Can you make fruit leather in a dehydrator?

You betcha! Making fruit leather in a dehydrator is not only possible, but it’s actually the preferred method for many culinary enthusiasts. Dehydrators provide a controlled environment with consistently low temperatures that draw out moisture without cooking the fruit. This preserves the vibrant flavors and natural sugars, resulting in a concentrated burst of taste with every bite. Unlike oven-drying, the dehydrator circulates air evenly, ensuring that every inch of your fruit leather dries at the same rate, eliminating the risk of burnt edges or under dehydrated spots. It’s the quintessential method for achieving professional-grade fruit leather with an unrivaled homemade touch.

Why is my fruit leather cracking in the dehydrator?

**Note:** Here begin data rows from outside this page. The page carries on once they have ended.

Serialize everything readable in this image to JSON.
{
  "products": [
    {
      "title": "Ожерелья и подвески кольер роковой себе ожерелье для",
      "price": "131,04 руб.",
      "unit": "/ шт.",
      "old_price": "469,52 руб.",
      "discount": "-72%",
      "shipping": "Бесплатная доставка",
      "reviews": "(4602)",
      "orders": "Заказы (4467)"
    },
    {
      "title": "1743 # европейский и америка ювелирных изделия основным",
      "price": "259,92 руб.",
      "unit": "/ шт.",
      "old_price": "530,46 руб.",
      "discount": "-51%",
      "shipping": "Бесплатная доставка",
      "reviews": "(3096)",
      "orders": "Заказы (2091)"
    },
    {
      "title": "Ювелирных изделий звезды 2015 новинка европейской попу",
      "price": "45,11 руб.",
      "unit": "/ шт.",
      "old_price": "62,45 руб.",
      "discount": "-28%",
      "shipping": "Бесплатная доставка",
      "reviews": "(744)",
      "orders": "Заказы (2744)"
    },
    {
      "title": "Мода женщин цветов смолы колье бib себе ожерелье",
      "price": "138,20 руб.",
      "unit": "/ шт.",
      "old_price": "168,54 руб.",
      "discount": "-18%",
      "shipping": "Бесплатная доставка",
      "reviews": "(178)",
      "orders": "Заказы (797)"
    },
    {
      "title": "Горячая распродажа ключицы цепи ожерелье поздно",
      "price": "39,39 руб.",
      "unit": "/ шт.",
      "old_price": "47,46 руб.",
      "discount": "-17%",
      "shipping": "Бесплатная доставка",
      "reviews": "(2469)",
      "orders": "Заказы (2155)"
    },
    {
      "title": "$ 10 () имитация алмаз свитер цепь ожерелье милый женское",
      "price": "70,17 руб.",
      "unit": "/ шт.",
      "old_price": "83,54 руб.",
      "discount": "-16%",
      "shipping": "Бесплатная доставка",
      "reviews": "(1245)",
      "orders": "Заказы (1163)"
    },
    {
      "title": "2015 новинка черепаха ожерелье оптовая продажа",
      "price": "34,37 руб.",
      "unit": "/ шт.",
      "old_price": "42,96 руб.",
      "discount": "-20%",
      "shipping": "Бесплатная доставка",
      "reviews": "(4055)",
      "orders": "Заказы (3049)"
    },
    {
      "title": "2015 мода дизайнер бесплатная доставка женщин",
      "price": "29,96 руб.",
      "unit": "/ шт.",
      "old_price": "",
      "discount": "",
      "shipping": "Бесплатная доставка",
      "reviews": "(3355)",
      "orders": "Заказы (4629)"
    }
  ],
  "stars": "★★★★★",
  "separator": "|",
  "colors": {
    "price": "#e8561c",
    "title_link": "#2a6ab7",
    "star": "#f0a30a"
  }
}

Cracking can sometimes occur when fruit leather dries too quickly on the outside while still retaining moisture in the center. This can be a result of spreading the puree too thickly or a temperature setting that’s too high for the delicate drying process. The key is to aim for an even thickness when spreading your puree and to set your dehydrator to the right temperature — a balance that allows for consistent drying without overdoing it. Always remember to check the manufacturer’s guidelines for the ideal settings for fruit leathers. Additionally, periodic checks during the dehydration process can help you catch and rectify any issues early on to ensure a smooth and intact finish to your delicious creation.

Is fruit leather a healthy snack?

Oh, totally! Fruit leather is much more than just a tasty treat; it’s a hallmark of healthy snacking. By making it at home, you’re tapping into a source of natural fruit sugars, vitamins, and dietary fiber without any of the unnecessary additives or preservatives. It’s a fantastic alternative to processed snacks and a smart choice for anyone looking to satisfy their sweet tooth. Plus, you get to control what goes into it, which means you can keep it as pure and wholesome as you’d like. So, whether you’re munching on this chewy delight after a workout, during a busy workday, or while enjoying the great outdoors, fruit leather gives you that burst of energy and nutrition when you need it most, and it’s all made by you – how cool is that?

What is the difference between fruit bar and fruit leather?

Ah, that’s a fantastic question. The difference between a fruit bar and fruit leather lies in the texture and thickness. Fruit bars are often denser and may include additional ingredients like nuts, seeds, or grains, giving them a firmer, more substantial bite. On the flip side, fruit leather is typically a thin layer of pureed fruit that’s been dehydrated until it has a chewy, flexible consistency. Think of fruit leather as the essence of fruit, concentrated into a delightfully chewy sheet, whereas a fruit bar is a more robust snack that combines fruit with other hearty components for extra oomph in your snack time!

author avatar
Hey there, since 2016, my mission has been to provide you with the information and guides you need to make food dehydrating simple and fun. Whether you're a newbie or a seasoned pro, my site offers helpful guides, reviews, and recipes to enhance your dehydrating experience. I take pride in only recommending products I believe in, ensuring my readers' trust. As an affiliate of various programs, including Amazon Associates, your support helps me continue providing quality content. Thanks for stopping by, and happy dehydrating!

Leave a Reply

Your email address will not be published. Required fields are marked *